- **Problem requirements**
What is the number of lines in the entries that contain the word "subtitle"? Reply with that number only.

----- Dataset content -----

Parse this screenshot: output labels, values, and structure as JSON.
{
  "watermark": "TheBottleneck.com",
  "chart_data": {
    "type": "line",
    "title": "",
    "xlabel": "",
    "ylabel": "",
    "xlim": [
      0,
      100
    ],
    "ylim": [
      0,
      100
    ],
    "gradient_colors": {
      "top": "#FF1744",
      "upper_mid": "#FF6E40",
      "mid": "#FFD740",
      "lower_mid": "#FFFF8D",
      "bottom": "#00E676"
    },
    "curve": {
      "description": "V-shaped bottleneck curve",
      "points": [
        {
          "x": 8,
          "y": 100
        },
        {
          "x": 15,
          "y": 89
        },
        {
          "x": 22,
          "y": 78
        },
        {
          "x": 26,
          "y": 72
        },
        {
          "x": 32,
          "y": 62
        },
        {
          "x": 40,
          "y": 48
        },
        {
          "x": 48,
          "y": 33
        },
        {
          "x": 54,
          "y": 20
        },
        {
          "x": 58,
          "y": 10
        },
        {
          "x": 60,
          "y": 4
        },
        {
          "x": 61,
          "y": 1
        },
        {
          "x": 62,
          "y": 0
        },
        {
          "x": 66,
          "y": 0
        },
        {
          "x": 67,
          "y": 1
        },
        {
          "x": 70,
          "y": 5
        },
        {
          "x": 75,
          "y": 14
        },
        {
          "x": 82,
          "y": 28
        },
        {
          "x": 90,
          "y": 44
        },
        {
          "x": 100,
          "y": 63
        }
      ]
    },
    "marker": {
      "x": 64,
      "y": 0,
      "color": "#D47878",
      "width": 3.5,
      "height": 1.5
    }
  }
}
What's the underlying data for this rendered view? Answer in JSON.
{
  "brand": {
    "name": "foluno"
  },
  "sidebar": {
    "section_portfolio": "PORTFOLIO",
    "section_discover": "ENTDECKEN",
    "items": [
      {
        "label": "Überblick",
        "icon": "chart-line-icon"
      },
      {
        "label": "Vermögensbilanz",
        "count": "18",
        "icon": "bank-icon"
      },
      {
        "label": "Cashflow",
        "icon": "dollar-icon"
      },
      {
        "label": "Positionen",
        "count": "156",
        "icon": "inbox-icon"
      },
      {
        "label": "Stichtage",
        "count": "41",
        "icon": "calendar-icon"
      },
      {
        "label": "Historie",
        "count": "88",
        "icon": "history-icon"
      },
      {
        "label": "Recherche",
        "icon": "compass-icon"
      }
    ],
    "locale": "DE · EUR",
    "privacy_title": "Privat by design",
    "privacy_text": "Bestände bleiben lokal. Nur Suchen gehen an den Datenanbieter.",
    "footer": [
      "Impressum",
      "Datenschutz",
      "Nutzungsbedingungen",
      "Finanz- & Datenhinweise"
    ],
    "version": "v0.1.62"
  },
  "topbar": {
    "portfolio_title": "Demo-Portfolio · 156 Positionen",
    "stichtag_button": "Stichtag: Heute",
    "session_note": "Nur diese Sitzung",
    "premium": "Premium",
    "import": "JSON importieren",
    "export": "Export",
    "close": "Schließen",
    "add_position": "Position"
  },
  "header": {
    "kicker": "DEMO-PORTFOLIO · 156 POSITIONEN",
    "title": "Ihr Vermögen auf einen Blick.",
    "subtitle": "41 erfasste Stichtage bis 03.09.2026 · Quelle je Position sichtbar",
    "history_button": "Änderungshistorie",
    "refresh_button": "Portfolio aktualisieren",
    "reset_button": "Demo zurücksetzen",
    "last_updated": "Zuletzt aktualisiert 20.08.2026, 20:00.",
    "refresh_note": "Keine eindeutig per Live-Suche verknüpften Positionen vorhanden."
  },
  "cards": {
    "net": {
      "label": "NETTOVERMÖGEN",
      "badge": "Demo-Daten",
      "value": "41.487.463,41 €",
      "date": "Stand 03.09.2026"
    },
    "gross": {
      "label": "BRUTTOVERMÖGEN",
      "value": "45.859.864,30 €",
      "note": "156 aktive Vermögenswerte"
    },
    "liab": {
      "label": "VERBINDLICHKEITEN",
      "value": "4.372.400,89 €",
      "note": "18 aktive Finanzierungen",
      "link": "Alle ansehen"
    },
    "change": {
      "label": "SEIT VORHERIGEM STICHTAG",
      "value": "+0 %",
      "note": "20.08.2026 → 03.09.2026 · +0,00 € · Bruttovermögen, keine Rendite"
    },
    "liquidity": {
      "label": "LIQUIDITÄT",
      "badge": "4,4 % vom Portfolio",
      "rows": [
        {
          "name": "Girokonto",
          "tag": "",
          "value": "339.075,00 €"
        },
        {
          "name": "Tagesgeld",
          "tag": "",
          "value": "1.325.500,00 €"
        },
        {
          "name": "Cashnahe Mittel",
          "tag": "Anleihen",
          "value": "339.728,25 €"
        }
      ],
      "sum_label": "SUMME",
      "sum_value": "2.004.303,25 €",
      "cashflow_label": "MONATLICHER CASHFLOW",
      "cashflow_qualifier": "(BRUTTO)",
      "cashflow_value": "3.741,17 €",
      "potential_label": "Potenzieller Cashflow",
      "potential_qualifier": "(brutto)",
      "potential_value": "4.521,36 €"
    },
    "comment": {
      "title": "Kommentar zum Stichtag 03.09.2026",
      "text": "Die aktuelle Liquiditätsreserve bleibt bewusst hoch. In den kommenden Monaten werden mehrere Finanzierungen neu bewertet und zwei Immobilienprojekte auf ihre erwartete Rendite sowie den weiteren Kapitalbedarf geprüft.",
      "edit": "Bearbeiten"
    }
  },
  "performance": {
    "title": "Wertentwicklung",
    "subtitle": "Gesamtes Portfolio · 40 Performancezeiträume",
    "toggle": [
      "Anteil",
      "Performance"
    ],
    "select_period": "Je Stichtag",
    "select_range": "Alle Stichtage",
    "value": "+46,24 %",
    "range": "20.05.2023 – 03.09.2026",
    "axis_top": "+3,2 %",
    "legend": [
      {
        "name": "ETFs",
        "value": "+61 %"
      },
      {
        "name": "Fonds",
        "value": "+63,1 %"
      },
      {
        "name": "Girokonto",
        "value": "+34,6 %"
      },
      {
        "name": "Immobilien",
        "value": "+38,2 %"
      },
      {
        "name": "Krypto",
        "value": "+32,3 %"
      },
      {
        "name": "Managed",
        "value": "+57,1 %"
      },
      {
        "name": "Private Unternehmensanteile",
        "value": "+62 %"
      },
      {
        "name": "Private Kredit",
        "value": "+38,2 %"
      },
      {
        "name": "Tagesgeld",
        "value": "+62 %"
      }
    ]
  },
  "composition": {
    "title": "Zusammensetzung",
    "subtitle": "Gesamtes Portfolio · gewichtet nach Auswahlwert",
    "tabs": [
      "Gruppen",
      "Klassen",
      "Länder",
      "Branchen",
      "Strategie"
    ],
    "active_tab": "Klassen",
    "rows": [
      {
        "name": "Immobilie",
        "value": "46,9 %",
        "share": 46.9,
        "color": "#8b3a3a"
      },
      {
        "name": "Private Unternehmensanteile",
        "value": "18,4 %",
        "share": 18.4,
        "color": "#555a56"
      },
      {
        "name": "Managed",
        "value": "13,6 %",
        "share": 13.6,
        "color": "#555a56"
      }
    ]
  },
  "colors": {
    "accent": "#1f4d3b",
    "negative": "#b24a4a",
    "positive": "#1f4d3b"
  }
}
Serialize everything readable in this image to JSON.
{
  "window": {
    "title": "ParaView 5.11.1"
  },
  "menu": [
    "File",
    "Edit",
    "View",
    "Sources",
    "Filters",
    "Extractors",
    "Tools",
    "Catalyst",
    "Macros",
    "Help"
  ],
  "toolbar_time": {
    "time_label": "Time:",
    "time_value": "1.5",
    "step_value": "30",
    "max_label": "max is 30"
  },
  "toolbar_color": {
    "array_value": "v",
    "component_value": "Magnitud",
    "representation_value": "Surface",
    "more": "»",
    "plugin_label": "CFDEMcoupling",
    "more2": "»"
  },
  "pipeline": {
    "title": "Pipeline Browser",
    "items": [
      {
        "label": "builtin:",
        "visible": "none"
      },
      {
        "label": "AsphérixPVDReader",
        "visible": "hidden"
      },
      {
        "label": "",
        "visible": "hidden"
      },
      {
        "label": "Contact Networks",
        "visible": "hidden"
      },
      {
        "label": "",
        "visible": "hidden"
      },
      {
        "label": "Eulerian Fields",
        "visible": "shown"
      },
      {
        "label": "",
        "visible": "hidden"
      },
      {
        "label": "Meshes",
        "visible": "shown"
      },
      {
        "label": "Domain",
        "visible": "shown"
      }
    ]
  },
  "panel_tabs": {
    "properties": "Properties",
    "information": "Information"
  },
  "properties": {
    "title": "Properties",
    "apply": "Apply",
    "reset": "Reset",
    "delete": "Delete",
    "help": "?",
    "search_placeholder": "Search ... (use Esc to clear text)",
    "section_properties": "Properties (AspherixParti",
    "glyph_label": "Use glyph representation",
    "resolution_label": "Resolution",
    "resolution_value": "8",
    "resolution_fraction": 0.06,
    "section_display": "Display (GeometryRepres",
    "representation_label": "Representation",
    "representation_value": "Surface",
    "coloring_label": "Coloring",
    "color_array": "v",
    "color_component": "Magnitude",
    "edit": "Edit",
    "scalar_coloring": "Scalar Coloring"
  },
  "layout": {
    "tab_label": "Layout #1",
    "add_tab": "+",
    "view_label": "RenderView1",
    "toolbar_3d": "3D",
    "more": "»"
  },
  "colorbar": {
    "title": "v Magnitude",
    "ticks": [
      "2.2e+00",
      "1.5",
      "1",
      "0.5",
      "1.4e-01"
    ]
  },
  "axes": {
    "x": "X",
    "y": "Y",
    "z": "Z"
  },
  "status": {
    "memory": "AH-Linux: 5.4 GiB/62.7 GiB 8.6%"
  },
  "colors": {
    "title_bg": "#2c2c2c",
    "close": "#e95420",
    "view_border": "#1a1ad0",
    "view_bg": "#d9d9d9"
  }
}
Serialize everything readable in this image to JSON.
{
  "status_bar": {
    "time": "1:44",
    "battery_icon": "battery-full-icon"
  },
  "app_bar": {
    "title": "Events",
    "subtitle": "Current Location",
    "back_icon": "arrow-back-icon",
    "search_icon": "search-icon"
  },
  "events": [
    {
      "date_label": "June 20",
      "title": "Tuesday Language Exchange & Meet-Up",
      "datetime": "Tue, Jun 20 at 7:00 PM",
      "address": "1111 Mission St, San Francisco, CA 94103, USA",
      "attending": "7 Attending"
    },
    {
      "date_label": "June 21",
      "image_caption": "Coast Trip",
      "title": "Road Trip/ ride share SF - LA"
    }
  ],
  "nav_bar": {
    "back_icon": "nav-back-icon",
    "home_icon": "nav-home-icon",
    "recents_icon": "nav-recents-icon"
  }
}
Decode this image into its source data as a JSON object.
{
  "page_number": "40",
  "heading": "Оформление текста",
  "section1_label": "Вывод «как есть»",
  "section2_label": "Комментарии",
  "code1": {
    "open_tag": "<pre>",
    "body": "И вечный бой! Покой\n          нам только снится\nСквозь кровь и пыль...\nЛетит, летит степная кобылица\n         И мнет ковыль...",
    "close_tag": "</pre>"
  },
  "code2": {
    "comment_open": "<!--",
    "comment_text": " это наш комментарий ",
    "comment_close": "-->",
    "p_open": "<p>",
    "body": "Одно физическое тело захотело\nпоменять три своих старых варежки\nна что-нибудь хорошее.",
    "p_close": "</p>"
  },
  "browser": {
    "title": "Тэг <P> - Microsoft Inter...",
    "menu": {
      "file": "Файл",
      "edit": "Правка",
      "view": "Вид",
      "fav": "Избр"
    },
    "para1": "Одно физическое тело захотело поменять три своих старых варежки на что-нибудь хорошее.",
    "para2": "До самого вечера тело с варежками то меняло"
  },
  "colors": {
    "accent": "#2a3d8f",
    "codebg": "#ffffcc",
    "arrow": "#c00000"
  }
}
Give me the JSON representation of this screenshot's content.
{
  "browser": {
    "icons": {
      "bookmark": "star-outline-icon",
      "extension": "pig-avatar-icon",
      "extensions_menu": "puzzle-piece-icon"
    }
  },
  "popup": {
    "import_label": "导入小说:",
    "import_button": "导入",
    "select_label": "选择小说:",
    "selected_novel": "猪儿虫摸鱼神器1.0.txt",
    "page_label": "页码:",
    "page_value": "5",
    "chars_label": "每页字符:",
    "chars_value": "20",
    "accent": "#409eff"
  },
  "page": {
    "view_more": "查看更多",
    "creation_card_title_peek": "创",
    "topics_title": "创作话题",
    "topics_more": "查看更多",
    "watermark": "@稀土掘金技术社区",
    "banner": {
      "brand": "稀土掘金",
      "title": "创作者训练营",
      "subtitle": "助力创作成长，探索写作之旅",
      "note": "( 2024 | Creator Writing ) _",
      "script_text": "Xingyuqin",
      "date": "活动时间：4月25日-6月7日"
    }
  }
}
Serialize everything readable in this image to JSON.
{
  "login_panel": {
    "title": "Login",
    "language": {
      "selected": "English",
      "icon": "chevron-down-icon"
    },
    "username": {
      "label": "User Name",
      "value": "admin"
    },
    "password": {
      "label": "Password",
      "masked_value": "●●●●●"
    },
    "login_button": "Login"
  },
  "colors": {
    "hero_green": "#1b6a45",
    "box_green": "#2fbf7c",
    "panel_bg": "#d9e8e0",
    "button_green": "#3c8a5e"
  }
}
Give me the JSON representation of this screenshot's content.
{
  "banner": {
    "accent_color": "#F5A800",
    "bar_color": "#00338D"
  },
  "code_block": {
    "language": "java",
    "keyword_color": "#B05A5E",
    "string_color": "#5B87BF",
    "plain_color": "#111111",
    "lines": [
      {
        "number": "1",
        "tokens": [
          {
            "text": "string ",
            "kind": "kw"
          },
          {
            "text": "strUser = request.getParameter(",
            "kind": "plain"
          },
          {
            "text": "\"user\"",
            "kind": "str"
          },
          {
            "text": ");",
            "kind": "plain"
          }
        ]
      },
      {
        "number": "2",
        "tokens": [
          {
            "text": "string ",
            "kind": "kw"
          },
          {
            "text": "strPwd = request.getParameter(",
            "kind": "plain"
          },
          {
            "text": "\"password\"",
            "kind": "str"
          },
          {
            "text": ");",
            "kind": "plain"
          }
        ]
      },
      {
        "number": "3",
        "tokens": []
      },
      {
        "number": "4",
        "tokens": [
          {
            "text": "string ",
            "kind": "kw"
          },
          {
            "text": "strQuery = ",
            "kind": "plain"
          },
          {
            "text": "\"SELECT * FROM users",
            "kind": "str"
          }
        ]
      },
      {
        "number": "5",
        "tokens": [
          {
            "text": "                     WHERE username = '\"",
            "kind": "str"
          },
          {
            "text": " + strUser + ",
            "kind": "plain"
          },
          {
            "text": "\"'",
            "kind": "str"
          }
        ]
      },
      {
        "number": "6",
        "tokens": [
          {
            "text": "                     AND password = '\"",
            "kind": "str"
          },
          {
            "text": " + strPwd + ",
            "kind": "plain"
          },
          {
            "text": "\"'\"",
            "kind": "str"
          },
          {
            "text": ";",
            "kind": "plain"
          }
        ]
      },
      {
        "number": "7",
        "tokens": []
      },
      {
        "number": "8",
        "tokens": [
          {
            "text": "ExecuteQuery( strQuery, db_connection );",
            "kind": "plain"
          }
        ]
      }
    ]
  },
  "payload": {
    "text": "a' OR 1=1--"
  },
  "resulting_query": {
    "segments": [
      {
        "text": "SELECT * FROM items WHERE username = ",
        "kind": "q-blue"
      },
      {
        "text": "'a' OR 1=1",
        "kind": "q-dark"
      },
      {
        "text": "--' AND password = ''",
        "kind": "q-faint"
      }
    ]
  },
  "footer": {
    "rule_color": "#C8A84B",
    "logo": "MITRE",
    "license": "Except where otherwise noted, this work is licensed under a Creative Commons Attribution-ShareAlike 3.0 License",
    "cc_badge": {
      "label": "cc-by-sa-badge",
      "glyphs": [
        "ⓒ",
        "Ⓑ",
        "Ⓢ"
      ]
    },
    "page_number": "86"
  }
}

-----

- **Your response**
5